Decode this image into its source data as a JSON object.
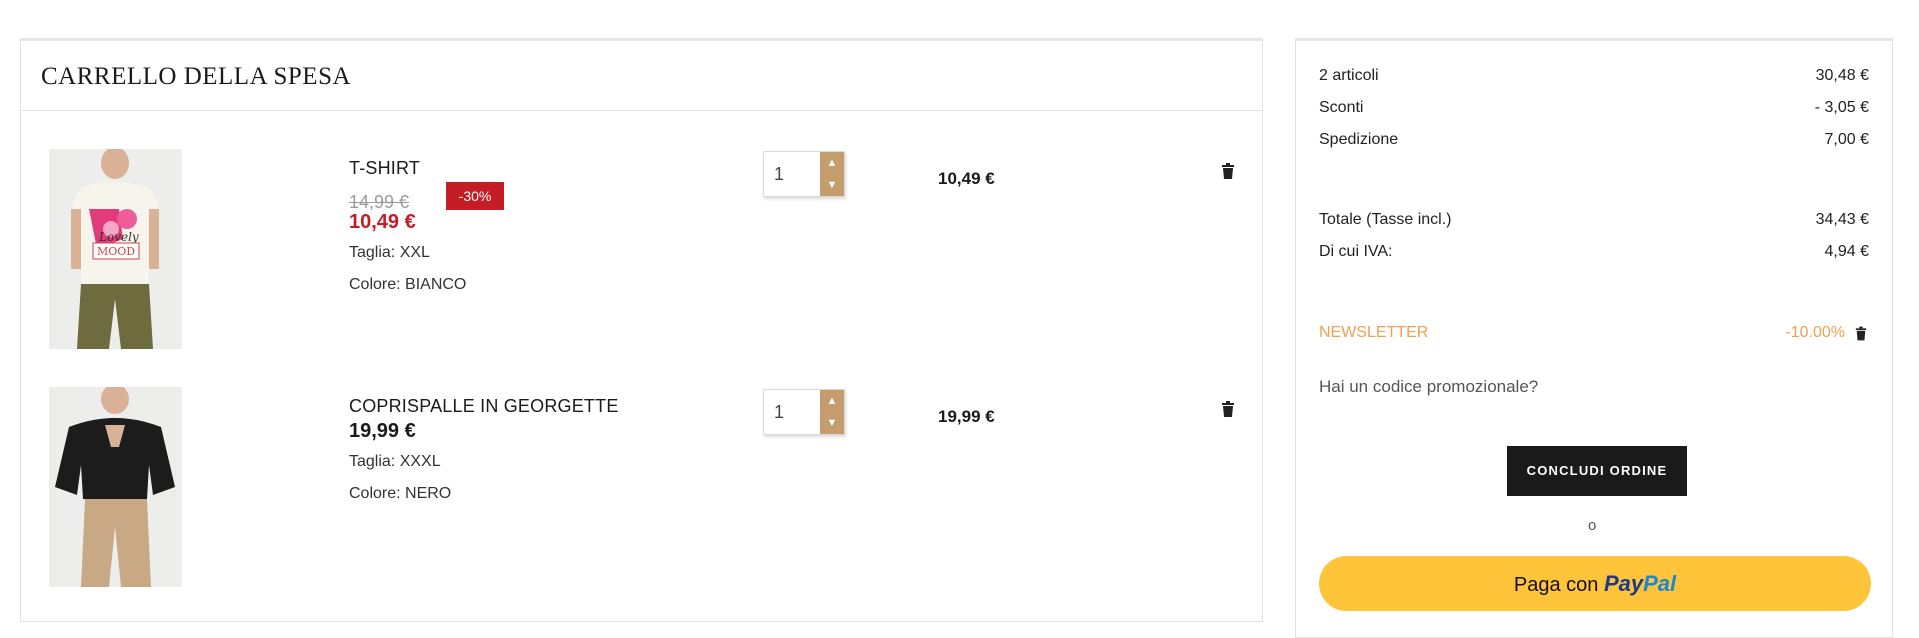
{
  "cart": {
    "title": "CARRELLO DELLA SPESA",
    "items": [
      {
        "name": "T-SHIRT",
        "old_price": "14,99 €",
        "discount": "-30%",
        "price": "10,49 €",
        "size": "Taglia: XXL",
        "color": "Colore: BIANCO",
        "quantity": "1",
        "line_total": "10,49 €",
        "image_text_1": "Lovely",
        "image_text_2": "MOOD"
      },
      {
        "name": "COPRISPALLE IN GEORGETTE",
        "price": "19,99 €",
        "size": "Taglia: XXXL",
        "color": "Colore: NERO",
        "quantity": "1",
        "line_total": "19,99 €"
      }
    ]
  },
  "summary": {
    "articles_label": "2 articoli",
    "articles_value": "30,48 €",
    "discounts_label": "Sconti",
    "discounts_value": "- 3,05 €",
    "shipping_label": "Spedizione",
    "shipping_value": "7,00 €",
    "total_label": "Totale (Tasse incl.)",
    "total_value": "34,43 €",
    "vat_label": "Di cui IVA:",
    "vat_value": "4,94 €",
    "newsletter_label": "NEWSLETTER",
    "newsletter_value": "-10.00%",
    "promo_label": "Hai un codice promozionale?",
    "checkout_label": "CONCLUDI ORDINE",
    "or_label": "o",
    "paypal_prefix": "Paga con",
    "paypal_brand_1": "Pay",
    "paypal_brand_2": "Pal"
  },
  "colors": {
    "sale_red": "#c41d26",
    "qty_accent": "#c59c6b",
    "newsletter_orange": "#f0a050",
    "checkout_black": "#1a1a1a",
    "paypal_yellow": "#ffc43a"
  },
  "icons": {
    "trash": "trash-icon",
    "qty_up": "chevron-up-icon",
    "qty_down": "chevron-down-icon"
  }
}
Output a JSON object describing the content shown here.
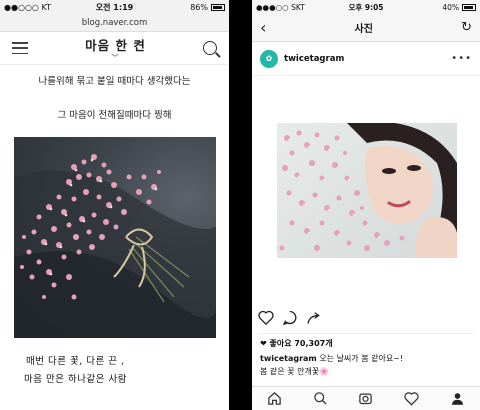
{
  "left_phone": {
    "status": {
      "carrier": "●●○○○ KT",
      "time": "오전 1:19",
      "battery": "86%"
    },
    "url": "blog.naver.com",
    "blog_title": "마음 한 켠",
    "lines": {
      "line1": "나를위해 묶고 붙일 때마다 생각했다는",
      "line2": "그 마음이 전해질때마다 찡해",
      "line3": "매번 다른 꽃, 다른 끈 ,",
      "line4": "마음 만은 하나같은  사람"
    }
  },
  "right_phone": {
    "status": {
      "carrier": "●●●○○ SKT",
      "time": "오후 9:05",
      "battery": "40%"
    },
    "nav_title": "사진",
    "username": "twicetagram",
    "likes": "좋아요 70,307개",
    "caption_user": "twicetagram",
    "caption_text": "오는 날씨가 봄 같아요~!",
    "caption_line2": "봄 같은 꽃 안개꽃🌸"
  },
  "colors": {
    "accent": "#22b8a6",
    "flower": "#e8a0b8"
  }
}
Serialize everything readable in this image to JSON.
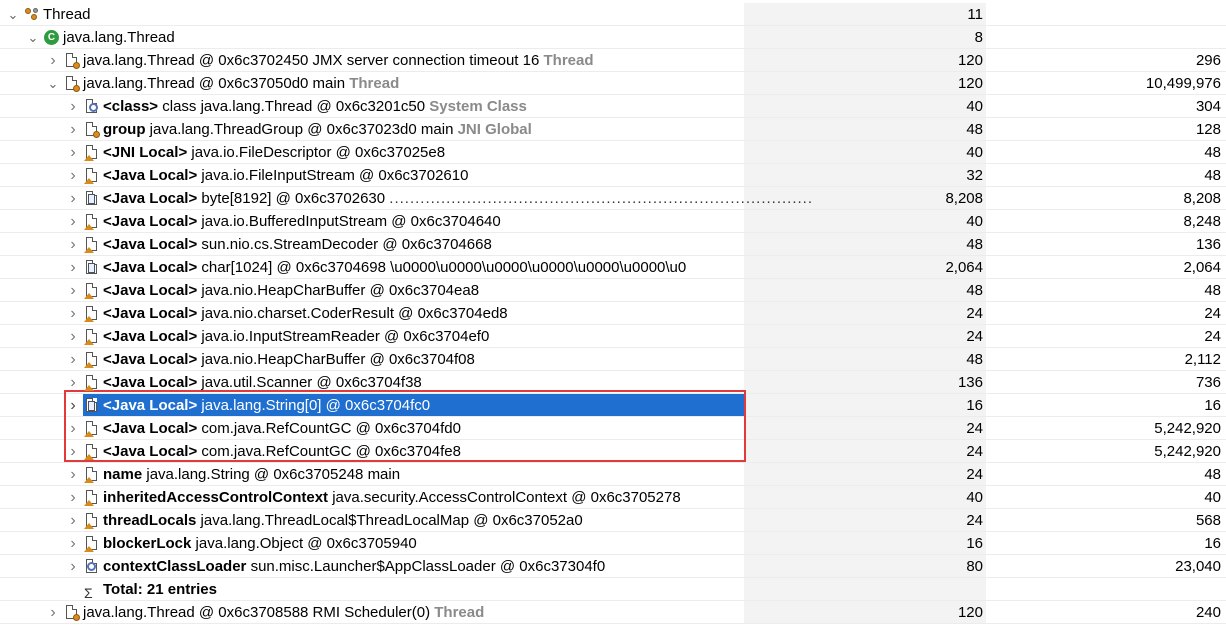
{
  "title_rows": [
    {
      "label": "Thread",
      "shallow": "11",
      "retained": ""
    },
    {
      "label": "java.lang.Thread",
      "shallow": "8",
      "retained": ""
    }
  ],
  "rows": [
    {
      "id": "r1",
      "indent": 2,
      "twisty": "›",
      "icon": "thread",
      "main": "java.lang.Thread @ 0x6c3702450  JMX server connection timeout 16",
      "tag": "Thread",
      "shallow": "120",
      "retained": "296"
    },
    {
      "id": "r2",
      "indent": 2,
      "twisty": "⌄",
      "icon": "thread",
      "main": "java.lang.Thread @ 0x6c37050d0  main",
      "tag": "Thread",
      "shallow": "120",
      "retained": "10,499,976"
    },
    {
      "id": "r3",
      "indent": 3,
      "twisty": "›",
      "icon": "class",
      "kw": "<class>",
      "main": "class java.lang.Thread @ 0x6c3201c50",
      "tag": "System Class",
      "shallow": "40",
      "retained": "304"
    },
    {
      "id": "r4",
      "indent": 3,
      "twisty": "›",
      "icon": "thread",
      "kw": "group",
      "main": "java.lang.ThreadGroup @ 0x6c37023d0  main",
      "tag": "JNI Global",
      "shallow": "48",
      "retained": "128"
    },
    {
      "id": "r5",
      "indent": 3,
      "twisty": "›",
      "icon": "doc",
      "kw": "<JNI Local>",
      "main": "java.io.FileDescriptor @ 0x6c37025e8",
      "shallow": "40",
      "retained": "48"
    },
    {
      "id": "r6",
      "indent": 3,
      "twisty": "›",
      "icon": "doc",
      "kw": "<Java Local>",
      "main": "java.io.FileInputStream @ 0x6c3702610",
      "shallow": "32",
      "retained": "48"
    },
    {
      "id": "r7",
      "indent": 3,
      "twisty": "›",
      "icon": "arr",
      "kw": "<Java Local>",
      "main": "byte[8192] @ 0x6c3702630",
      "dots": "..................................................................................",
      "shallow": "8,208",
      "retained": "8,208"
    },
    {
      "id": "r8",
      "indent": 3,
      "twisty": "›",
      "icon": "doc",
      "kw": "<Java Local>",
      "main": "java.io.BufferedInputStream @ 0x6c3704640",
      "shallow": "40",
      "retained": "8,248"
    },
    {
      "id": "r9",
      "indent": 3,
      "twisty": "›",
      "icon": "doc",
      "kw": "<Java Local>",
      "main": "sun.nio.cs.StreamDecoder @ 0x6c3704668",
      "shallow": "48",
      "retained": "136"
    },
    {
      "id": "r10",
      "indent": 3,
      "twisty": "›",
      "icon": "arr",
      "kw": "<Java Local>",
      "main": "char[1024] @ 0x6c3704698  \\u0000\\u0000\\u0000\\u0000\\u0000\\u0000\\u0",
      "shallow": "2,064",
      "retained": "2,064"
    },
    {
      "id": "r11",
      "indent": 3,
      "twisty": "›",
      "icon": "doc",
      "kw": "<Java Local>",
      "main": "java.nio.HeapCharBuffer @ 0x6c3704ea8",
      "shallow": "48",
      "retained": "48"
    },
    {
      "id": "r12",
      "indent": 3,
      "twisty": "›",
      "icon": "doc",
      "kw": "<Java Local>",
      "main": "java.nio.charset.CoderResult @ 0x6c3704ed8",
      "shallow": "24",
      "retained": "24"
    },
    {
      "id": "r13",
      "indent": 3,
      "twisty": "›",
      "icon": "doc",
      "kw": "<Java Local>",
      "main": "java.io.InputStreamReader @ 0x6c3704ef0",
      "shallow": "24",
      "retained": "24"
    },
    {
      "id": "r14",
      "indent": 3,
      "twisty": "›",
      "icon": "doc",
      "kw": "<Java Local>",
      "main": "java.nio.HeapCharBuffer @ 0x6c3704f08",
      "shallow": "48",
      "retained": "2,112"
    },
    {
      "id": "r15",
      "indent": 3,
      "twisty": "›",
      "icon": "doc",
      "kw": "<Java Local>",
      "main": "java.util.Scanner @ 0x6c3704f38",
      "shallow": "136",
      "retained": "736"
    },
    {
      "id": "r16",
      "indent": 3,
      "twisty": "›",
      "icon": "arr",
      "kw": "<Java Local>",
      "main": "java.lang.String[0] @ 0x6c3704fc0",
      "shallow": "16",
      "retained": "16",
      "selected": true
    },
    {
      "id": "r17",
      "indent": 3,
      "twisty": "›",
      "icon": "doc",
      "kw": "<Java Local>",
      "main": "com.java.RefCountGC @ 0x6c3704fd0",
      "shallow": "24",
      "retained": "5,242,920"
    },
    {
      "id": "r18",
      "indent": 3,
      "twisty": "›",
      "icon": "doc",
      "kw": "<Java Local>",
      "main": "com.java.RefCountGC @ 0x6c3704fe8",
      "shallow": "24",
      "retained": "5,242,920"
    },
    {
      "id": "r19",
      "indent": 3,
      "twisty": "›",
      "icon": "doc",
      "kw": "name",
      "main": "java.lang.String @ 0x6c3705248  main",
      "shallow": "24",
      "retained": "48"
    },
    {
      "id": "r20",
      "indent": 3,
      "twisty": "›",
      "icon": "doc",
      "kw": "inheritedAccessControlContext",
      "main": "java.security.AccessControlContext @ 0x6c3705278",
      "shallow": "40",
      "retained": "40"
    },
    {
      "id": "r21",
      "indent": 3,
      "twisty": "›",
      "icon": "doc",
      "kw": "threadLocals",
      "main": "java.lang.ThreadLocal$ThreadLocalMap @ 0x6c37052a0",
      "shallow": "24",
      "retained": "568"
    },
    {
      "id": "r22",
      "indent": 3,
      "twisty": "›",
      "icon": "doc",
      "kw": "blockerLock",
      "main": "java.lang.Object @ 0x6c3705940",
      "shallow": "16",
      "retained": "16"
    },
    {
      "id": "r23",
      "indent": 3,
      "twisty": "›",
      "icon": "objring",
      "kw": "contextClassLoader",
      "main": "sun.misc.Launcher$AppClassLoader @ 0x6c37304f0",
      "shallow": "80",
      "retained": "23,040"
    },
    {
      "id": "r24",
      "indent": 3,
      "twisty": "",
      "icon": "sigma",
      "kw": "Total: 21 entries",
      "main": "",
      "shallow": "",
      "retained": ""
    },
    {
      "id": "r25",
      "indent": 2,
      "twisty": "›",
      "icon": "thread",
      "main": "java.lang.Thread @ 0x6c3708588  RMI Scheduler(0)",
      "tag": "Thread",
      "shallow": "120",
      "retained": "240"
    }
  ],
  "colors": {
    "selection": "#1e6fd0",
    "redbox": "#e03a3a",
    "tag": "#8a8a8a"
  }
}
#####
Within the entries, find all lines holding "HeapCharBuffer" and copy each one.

* _Result_
      "main": "java.nio.HeapCharBuffer @ 0x6c3704ea8",
      "main": "java.nio.HeapCharBuffer @ 0x6c3704f08",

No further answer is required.